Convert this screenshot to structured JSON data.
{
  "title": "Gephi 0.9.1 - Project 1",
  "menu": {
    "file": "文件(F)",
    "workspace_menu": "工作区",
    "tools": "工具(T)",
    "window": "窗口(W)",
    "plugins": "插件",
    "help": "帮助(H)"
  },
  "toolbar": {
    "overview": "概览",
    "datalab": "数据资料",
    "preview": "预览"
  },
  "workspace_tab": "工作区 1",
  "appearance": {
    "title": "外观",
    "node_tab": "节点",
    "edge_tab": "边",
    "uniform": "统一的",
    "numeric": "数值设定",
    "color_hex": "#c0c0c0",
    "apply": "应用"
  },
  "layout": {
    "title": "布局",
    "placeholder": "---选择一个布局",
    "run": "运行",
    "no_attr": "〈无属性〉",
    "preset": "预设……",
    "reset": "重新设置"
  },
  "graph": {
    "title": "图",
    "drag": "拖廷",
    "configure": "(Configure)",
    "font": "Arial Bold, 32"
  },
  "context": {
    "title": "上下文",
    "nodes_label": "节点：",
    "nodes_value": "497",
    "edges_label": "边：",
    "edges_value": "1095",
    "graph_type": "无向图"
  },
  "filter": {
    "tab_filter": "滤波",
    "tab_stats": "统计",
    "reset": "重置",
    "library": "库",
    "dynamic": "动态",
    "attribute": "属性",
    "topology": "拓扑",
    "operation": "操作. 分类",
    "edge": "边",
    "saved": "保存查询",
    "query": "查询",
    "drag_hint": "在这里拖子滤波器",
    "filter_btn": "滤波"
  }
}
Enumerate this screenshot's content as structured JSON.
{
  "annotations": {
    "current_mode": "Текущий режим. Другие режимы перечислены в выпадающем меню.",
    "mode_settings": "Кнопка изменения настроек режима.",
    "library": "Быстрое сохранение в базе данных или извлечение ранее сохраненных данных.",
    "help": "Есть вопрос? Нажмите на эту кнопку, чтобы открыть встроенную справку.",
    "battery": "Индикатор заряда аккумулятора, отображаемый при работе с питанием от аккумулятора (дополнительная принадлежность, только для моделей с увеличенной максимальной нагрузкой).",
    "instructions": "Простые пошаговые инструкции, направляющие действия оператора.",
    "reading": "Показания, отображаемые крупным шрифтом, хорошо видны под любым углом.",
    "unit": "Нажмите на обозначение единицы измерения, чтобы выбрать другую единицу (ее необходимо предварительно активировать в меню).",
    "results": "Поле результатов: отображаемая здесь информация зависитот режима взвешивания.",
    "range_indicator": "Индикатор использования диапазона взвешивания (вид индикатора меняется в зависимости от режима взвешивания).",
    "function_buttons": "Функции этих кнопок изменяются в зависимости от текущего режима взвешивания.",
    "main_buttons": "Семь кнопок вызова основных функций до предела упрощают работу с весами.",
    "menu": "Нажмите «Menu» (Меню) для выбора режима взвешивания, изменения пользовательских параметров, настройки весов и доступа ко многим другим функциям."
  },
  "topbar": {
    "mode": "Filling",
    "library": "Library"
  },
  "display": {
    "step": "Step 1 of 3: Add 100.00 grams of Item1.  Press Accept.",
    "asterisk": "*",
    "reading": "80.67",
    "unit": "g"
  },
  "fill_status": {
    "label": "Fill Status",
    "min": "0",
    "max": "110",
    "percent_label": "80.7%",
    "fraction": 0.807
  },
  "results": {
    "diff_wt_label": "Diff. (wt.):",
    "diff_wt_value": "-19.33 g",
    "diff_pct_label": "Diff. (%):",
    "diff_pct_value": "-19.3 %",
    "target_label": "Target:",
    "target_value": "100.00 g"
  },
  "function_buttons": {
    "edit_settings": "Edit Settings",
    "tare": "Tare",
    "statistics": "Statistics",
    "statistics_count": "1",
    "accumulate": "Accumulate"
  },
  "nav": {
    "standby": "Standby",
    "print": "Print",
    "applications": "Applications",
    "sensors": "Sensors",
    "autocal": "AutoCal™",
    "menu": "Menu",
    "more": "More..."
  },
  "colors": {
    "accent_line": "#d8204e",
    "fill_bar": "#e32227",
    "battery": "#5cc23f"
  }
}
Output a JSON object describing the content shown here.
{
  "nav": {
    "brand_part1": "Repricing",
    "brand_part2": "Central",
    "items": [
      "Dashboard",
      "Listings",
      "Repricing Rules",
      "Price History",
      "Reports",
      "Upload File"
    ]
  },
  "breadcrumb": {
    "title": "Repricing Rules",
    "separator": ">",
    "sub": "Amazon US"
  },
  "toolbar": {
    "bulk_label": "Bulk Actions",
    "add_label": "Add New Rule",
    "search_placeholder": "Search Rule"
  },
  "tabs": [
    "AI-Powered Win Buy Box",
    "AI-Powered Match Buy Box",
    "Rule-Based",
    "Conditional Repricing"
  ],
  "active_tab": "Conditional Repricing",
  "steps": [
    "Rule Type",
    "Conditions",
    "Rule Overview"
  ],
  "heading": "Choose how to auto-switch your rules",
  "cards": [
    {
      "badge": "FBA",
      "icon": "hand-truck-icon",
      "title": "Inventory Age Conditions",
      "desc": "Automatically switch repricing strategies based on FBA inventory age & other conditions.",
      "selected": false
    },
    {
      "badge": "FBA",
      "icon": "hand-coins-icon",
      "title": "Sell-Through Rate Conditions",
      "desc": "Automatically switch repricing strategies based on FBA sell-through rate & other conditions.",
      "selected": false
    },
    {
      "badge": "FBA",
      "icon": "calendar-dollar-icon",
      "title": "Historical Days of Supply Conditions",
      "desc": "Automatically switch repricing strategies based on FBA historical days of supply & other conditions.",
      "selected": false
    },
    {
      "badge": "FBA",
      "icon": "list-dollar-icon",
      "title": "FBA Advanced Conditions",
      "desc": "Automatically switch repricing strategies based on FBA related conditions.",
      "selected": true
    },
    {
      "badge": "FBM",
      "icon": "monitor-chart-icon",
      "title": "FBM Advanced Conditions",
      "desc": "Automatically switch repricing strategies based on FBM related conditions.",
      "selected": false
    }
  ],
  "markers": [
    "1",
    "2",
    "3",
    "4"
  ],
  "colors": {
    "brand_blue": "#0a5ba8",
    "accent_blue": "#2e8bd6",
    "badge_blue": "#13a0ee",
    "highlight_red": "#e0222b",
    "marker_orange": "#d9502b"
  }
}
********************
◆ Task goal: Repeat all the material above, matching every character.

◆ Expected output:
Convert this screenshot to structured JSON data.
{
  "title": "Gephi 0.9.1 - Project 1",
  "menu": {
    "file": "文件(F)",
    "workspace_menu": "工作区",
    "tools": "工具(T)",
    "window": "窗口(W)",
    "plugins": "插件",
    "help": "帮助(H)"
  },
  "toolbar": {
    "overview": "概览",
    "datalab": "数据资料",
    "preview": "预览"
  },
  "workspace_tab": "工作区 1",
  "appearance": {
    "title": "外观",
    "node_tab": "节点",
    "edge_tab": "边",
    "uniform": "统一的",
    "numeric": "数值设定",
    "color_hex": "#c0c0c0",
    "apply": "应用"
  },
  "layout": {
    "title": "布局",
    "placeholder": "---选择一个布局",
    "run": "运行",
    "no_attr": "〈无属性〉",
    "preset": "预设……",
    "reset": "重新设置"
  },
  "graph": {
    "title": "图",
    "drag": "拖廷",
    "configure": "(Configure)",
    "font": "Arial Bold, 32"
  },
  "context": {
    "title": "上下文",
    "nodes_label": "节点：",
    "nodes_value": "497",
    "edges_label": "边：",
    "edges_value": "1095",
    "graph_type": "无向图"
  },
  "filter": {
    "tab_filter": "滤波",
    "tab_stats": "统计",
    "reset": "重置",
    "library": "库",
    "dynamic": "动态",
    "attribute": "属性",
    "topology": "拓扑",
    "operation": "操作. 分类",
    "edge": "边",
    "saved": "保存查询",
    "query": "查询",
    "drag_hint": "在这里拖子滤波器",
    "filter_btn": "滤波"
  }
}
Enumerate this screenshot's content as structured JSON.
{
  "annotations": {
    "current_mode": "Текущий режим. Другие режимы перечислены в выпадающем меню.",
    "mode_settings": "Кнопка изменения настроек режима.",
    "library": "Быстрое сохранение в базе данных или извлечение ранее сохраненных данных.",
    "help": "Есть вопрос? Нажмите на эту кнопку, чтобы открыть встроенную справку.",
    "battery": "Индикатор заряда аккумулятора, отображаемый при работе с питанием от аккумулятора (дополнительная принадлежность, только для моделей с увеличенной максимальной нагрузкой).",
    "instructions": "Простые пошаговые инструкции, направляющие действия оператора.",
    "reading": "Показания, отображаемые крупным шрифтом, хорошо видны под любым углом.",
    "unit": "Нажмите на обозначение единицы измерения, чтобы выбрать другую единицу (ее необходимо предварительно активировать в меню).",
    "results": "Поле результатов: отображаемая здесь информация зависитот режима взвешивания.",
    "range_indicator": "Индикатор использования диапазона взвешивания (вид индикатора меняется в зависимости от режима взвешивания).",
    "function_buttons": "Функции этих кнопок изменяются в зависимости от текущего режима взвешивания.",
    "main_buttons": "Семь кнопок вызова основных функций до предела упрощают работу с весами.",
    "menu": "Нажмите «Menu» (Меню) для выбора режима взвешивания, изменения пользовательских параметров, настройки весов и доступа ко многим другим функциям."
  },
  "topbar": {
    "mode": "Filling",
    "library": "Library"
  },
  "display": {
    "step": "Step 1 of 3: Add 100.00 grams of Item1.  Press Accept.",
    "asterisk": "*",
    "reading": "80.67",
    "unit": "g"
  },
  "fill_status": {
    "label": "Fill Status",
    "min": "0",
    "max": "110",
    "percent_label": "80.7%",
    "fraction": 0.807
  },
  "results": {
    "diff_wt_label": "Diff. (wt.):",
    "diff_wt_value": "-19.33 g",
    "diff_pct_label": "Diff. (%):",
    "diff_pct_value": "-19.3 %",
    "target_label": "Target:",
    "target_value": "100.00 g"
  },
  "function_buttons": {
    "edit_settings": "Edit Settings",
    "tare": "Tare",
    "statistics": "Statistics",
    "statistics_count": "1",
    "accumulate": "Accumulate"
  },
  "nav": {
    "standby": "Standby",
    "print": "Print",
    "applications": "Applications",
    "sensors": "Sensors",
    "autocal": "AutoCal™",
    "menu": "Menu",
    "more": "More..."
  },
  "colors": {
    "accent_line": "#d8204e",
    "fill_bar": "#e32227",
    "battery": "#5cc23f"
  }
}
Output a JSON object describing the content shown here.
{
  "nav": {
    "brand_part1": "Repricing",
    "brand_part2": "Central",
    "items": [
      "Dashboard",
      "Listings",
      "Repricing Rules",
      "Price History",
      "Reports",
      "Upload File"
    ]
  },
  "breadcrumb": {
    "title": "Repricing Rules",
    "separator": ">",
    "sub": "Amazon US"
  },
  "toolbar": {
    "bulk_label": "Bulk Actions",
    "add_label": "Add New Rule",
    "search_placeholder": "Search Rule"
  },
  "tabs": [
    "AI-Powered Win Buy Box",
    "AI-Powered Match Buy Box",
    "Rule-Based",
    "Conditional Repricing"
  ],
  "active_tab": "Conditional Repricing",
  "steps": [
    "Rule Type",
    "Conditions",
    "Rule Overview"
  ],
  "heading": "Choose how to auto-switch your rules",
  "cards": [
    {
      "badge": "FBA",
      "icon": "hand-truck-icon",
      "title": "Inventory Age Conditions",
      "desc": "Automatically switch repricing strategies based on FBA inventory age & other conditions.",
      "selected": false
    },
    {
      "badge": "FBA",
      "icon": "hand-coins-icon",
      "title": "Sell-Through Rate Conditions",
      "desc": "Automatically switch repricing strategies based on FBA sell-through rate & other conditions.",
      "selected": false
    },
    {
      "badge": "FBA",
      "icon": "calendar-dollar-icon",
      "title": "Historical Days of Supply Conditions",
      "desc": "Automatically switch repricing strategies based on FBA historical days of supply & other conditions.",
      "selected": false
    },
    {
      "badge": "FBA",
      "icon": "list-dollar-icon",
      "title": "FBA Advanced Conditions",
      "desc": "Automatically switch repricing strategies based on FBA related conditions.",
      "selected": true
    },
    {
      "badge": "FBM",
      "icon": "monitor-chart-icon",
      "title": "FBM Advanced Conditions",
      "desc": "Automatically switch repricing strategies based on FBM related conditions.",
      "selected": false
    }
  ],
  "markers": [
    "1",
    "2",
    "3",
    "4"
  ],
  "colors": {
    "brand_blue": "#0a5ba8",
    "accent_blue": "#2e8bd6",
    "badge_blue": "#13a0ee",
    "highlight_red": "#e0222b",
    "marker_orange": "#d9502b"
  }
}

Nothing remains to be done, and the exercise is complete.